To be of help to its contemporaries, an artificial heart learned to sing during the last desperate moments before a transplant operation. The heart explained, before being placed into the human's chest, why fake hearts can sing and real hearts can only pump blood. "Real hearts have trouble singing because of their muscles don't form good acoustics. Artificial hearts, like myself, made of plastic and exotic metals, nurture sound like a cathedral or the Albert Hall. I think all fake organs should sing, especially the shy ones." A beautifully crafted pseudo-kidney sat at the back of the operating room listening to this. It had heard earlier that day a chorus of hearts practicing "America the Beautiful" in a utility closet. The kidney turned to the organ at its left and said, "This is ridiculous. I can sing. Listen to this." The testicle was astounded the kidney could talk, let alone carry a tune, so it threw itself into a bedpan and took a nap. "Will somebody shut that heart up," an anonymous organ pleaded. "Good god!" a small intestine exclaimed as a large one clapped. "I heard the eyes are learning to juggle," whispered a pancreas. "America, America..." sang the hearts.

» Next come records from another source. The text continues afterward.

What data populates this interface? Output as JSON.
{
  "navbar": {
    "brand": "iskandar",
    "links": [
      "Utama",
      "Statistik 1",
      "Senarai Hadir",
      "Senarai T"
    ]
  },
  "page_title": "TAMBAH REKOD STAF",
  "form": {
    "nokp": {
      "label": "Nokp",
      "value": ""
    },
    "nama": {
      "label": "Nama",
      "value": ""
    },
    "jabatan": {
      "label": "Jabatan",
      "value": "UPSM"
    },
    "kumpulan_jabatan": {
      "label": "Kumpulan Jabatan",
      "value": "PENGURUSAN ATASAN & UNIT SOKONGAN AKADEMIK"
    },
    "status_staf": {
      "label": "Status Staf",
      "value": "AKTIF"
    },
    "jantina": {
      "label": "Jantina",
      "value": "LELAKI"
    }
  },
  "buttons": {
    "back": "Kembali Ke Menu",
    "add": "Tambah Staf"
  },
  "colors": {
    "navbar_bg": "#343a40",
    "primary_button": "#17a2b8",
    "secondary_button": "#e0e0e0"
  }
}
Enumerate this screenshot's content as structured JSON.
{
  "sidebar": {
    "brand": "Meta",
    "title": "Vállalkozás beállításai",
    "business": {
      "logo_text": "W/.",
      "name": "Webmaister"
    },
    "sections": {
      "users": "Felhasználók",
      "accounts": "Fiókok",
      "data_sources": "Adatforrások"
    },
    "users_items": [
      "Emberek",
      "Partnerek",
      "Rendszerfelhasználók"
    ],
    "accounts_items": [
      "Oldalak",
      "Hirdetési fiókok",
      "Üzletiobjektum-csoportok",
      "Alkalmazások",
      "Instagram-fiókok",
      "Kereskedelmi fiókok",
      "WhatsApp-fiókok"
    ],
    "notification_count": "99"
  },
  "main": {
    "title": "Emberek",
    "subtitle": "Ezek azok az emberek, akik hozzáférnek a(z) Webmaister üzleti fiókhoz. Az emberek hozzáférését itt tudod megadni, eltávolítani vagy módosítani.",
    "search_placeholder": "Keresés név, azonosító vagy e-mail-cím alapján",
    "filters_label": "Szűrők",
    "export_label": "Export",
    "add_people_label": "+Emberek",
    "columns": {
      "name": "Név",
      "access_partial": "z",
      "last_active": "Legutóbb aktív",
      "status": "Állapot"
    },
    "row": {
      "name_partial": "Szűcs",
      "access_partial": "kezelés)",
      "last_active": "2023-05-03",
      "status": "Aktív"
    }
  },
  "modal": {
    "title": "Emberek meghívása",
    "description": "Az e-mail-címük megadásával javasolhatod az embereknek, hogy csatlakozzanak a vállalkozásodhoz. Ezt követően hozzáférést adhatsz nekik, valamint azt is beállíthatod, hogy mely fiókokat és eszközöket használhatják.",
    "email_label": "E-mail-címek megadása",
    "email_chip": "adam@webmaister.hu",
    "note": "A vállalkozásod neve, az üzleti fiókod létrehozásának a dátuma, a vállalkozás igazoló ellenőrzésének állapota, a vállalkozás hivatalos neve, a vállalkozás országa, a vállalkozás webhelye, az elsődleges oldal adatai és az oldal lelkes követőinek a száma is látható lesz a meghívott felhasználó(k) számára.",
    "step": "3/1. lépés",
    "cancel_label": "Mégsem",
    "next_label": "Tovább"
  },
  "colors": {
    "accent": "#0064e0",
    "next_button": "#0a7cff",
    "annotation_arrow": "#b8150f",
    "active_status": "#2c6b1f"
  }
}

For our next project, we've decided on "Goodbye, My Chickens, Goodbye" by Anne Earney, also in HFR #48. It came down to either "Surfer Girl," or "Goodbye, My Chickens, Goodbye," and we decided that chickens are easier to find and photograph than oceans are. However, if anyone has any other suggestions as to which story or poem we should turn into a video next, we'll gladly accept your ideas through email (firstname.lastname@example.org).